**EXERCISE DATA:**
───

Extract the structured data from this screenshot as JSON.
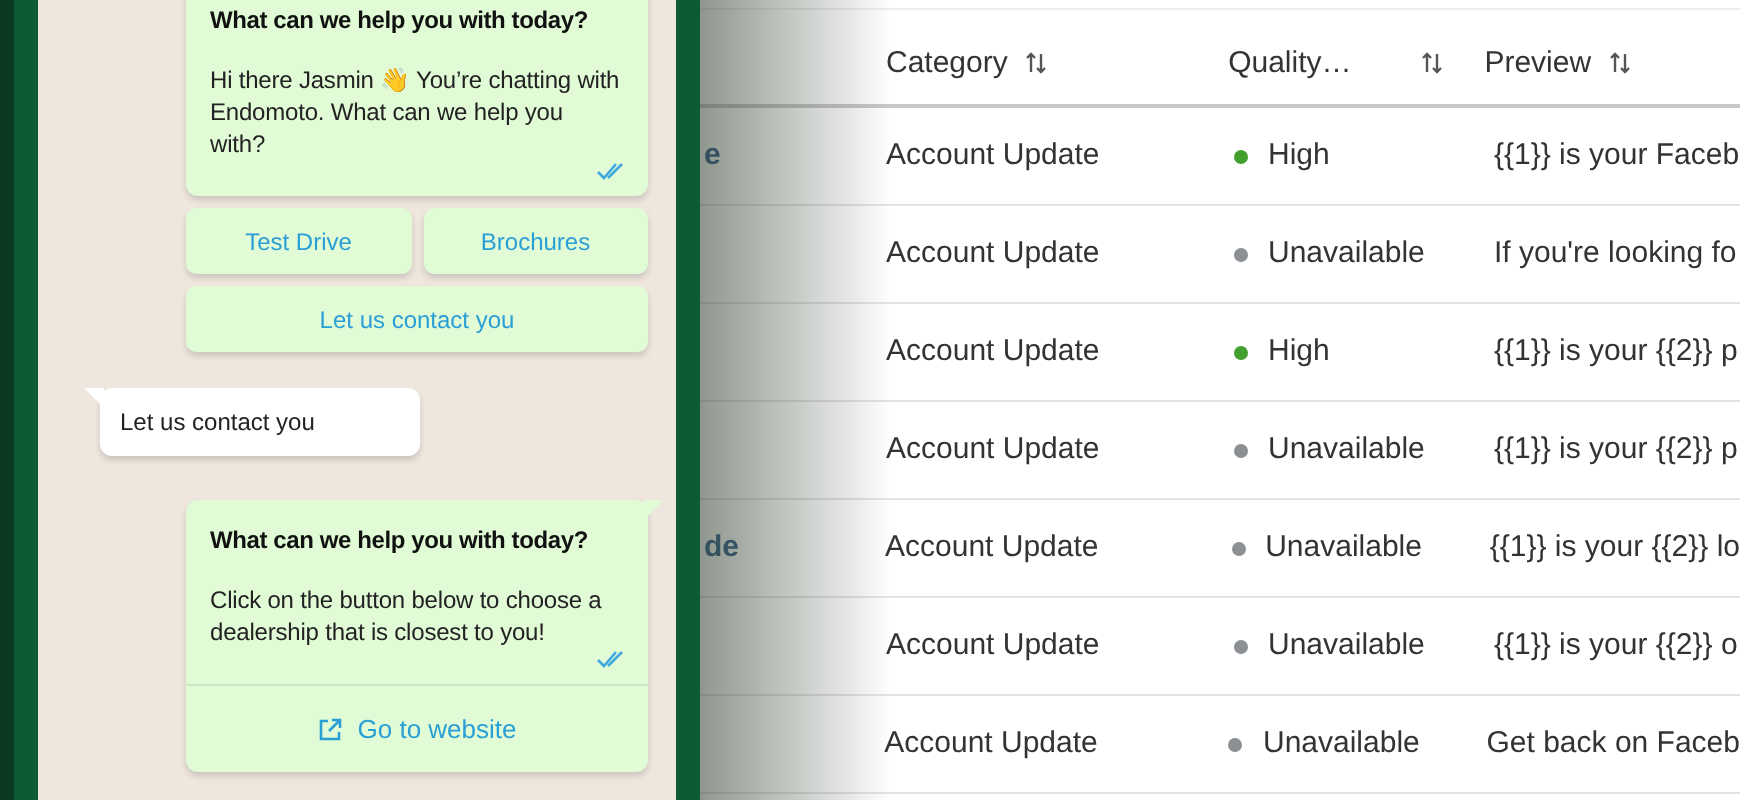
{
  "chat": {
    "messages": [
      {
        "kind": "outgoing",
        "title": "What can we help you with today?",
        "text": "Hi there Jasmin 👋  You’re chatting with Endomoto. What can we help you with?",
        "read": true,
        "buttons": [
          "Test Drive",
          "Brochures",
          "Let us contact you"
        ]
      },
      {
        "kind": "incoming",
        "text": "Let us contact you"
      },
      {
        "kind": "outgoing",
        "title": "What can we help you with today?",
        "text": "Click on the button below to choose a dealership that is closest to you!",
        "read": true,
        "link": "Go to website"
      }
    ]
  },
  "table": {
    "columns": [
      {
        "label": "Category"
      },
      {
        "label": "Quality…"
      },
      {
        "label": "Preview"
      }
    ],
    "rows": [
      {
        "name": "e",
        "category": "Account Update",
        "quality": "High",
        "color": "#43a02e",
        "preview": "{{1}} is your Faceb"
      },
      {
        "category": "Account Update",
        "quality": "Unavailable",
        "color": "#8c8f94",
        "preview": "If you're looking fo"
      },
      {
        "category": "Account Update",
        "quality": "High",
        "color": "#43a02e",
        "preview": "{{1}} is your {{2}} p"
      },
      {
        "category": "Account Update",
        "quality": "Unavailable",
        "color": "#8c8f94",
        "preview": "{{1}} is your {{2}} p"
      },
      {
        "name": "de",
        "category": "Account Update",
        "quality": "Unavailable",
        "color": "#8c8f94",
        "preview": "{{1}} is your {{2}} lo"
      },
      {
        "category": "Account Update",
        "quality": "Unavailable",
        "color": "#8c8f94",
        "preview": "{{1}} is your {{2}} o"
      },
      {
        "category": "Account Update",
        "quality": "Unavailable",
        "color": "#8c8f94",
        "preview": "Get back on Faceb"
      }
    ]
  }
}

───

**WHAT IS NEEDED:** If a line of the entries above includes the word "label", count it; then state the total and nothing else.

**RESULT FOR THIS EXERCISE:** 3